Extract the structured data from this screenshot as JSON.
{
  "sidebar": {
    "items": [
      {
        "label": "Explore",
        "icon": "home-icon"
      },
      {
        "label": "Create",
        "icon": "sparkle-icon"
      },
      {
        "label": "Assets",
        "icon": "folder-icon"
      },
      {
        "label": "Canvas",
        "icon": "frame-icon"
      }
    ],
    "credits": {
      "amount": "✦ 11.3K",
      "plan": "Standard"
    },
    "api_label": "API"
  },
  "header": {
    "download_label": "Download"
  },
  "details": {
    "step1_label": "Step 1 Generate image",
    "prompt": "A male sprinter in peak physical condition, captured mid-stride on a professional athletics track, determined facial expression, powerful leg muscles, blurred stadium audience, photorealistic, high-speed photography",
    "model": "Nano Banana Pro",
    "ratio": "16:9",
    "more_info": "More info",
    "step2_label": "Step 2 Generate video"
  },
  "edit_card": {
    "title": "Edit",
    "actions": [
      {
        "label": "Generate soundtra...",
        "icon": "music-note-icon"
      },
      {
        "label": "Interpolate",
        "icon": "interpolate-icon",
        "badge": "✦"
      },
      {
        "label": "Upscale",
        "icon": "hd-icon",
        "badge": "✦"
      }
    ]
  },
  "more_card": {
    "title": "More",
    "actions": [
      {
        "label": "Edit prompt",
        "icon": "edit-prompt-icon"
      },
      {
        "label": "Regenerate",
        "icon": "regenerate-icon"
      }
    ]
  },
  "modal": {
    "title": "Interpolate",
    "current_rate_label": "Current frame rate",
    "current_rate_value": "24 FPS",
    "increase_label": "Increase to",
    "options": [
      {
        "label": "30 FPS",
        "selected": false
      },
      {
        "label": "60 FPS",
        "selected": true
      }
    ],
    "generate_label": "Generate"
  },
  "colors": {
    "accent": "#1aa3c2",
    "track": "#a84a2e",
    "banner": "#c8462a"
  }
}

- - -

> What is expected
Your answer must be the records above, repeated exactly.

> Answer below
Extract the structured data from this screenshot as JSON.
{
  "sidebar": {
    "items": [
      {
        "label": "Explore",
        "icon": "home-icon"
      },
      {
        "label": "Create",
        "icon": "sparkle-icon"
      },
      {
        "label": "Assets",
        "icon": "folder-icon"
      },
      {
        "label": "Canvas",
        "icon": "frame-icon"
      }
    ],
    "credits": {
      "amount": "✦ 11.3K",
      "plan": "Standard"
    },
    "api_label": "API"
  },
  "header": {
    "download_label": "Download"
  },
  "details": {
    "step1_label": "Step 1 Generate image",
    "prompt": "A male sprinter in peak physical condition, captured mid-stride on a professional athletics track, determined facial expression, powerful leg muscles, blurred stadium audience, photorealistic, high-speed photography",
    "model": "Nano Banana Pro",
    "ratio": "16:9",
    "more_info": "More info",
    "step2_label": "Step 2 Generate video"
  },
  "edit_card": {
    "title": "Edit",
    "actions": [
      {
        "label": "Generate soundtra...",
        "icon": "music-note-icon"
      },
      {
        "label": "Interpolate",
        "icon": "interpolate-icon",
        "badge": "✦"
      },
      {
        "label": "Upscale",
        "icon": "hd-icon",
        "badge": "✦"
      }
    ]
  },
  "more_card": {
    "title": "More",
    "actions": [
      {
        "label": "Edit prompt",
        "icon": "edit-prompt-icon"
      },
      {
        "label": "Regenerate",
        "icon": "regenerate-icon"
      }
    ]
  },
  "modal": {
    "title": "Interpolate",
    "current_rate_label": "Current frame rate",
    "current_rate_value": "24 FPS",
    "increase_label": "Increase to",
    "options": [
      {
        "label": "30 FPS",
        "selected": false
      },
      {
        "label": "60 FPS",
        "selected": true
      }
    ],
    "generate_label": "Generate"
  },
  "colors": {
    "accent": "#1aa3c2",
    "track": "#a84a2e",
    "banner": "#c8462a"
  }
}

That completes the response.